Aim of the task: Reproduce the data shown below exactly.

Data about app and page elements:
.....

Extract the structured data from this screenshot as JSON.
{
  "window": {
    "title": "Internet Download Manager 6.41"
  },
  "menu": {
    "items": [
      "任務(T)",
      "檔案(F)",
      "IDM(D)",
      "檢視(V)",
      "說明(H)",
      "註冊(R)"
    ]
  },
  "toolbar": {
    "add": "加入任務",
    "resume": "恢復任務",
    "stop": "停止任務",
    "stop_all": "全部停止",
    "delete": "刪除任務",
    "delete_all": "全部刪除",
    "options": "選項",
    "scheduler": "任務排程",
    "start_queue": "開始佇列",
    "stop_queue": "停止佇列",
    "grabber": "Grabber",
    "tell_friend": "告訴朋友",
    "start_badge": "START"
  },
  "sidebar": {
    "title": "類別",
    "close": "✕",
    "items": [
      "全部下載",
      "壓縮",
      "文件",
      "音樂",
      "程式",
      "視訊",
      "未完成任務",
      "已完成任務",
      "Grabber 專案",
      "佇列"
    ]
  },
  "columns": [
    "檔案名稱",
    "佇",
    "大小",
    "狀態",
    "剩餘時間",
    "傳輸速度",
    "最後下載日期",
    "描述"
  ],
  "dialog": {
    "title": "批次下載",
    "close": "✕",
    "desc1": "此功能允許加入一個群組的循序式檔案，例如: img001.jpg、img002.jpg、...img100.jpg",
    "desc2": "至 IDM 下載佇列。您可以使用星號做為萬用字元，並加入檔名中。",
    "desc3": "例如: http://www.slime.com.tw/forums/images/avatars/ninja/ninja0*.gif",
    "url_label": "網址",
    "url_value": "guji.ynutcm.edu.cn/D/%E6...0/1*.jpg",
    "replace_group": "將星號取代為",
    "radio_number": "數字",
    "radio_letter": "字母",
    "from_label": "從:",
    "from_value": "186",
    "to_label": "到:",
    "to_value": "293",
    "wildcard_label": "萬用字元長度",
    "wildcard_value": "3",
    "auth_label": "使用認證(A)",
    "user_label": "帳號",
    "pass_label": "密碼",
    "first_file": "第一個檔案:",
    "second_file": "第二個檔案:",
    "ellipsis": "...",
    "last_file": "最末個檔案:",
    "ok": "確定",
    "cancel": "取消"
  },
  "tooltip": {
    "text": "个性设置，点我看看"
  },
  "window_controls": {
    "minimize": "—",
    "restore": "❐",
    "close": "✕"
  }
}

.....

Exercise response:
Extract the structured data from this screenshot as JSON.
{
  "window": {
    "title": "Internet Download Manager 6.41"
  },
  "menu": {
    "items": [
      "任務(T)",
      "檔案(F)",
      "IDM(D)",
      "檢視(V)",
      "說明(H)",
      "註冊(R)"
    ]
  },
  "toolbar": {
    "add": "加入任務",
    "resume": "恢復任務",
    "stop": "停止任務",
    "stop_all": "全部停止",
    "delete": "刪除任務",
    "delete_all": "全部刪除",
    "options": "選項",
    "scheduler": "任務排程",
    "start_queue": "開始佇列",
    "stop_queue": "停止佇列",
    "grabber": "Grabber",
    "tell_friend": "告訴朋友",
    "start_badge": "START"
  },
  "sidebar": {
    "title": "類別",
    "close": "✕",
    "items": [
      "全部下載",
      "壓縮",
      "文件",
      "音樂",
      "程式",
      "視訊",
      "未完成任務",
      "已完成任務",
      "Grabber 專案",
      "佇列"
    ]
  },
  "columns": [
    "檔案名稱",
    "佇",
    "大小",
    "狀態",
    "剩餘時間",
    "傳輸速度",
    "最後下載日期",
    "描述"
  ],
  "dialog": {
    "title": "批次下載",
    "close": "✕",
    "desc1": "此功能允許加入一個群組的循序式檔案，例如: img001.jpg、img002.jpg、...img100.jpg",
    "desc2": "至 IDM 下載佇列。您可以使用星號做為萬用字元，並加入檔名中。",
    "desc3": "例如: http://www.slime.com.tw/forums/images/avatars/ninja/ninja0*.gif",
    "url_label": "網址",
    "url_value": "guji.ynutcm.edu.cn/D/%E6...0/1*.jpg",
    "replace_group": "將星號取代為",
    "radio_number": "數字",
    "radio_letter": "字母",
    "from_label": "從:",
    "from_value": "186",
    "to_label": "到:",
    "to_value": "293",
    "wildcard_label": "萬用字元長度",
    "wildcard_value": "3",
    "auth_label": "使用認證(A)",
    "user_label": "帳號",
    "pass_label": "密碼",
    "first_file": "第一個檔案:",
    "second_file": "第二個檔案:",
    "ellipsis": "...",
    "last_file": "最末個檔案:",
    "ok": "確定",
    "cancel": "取消"
  },
  "tooltip": {
    "text": "个性设置，点我看看"
  },
  "window_controls": {
    "minimize": "—",
    "restore": "❐",
    "close": "✕"
  }
}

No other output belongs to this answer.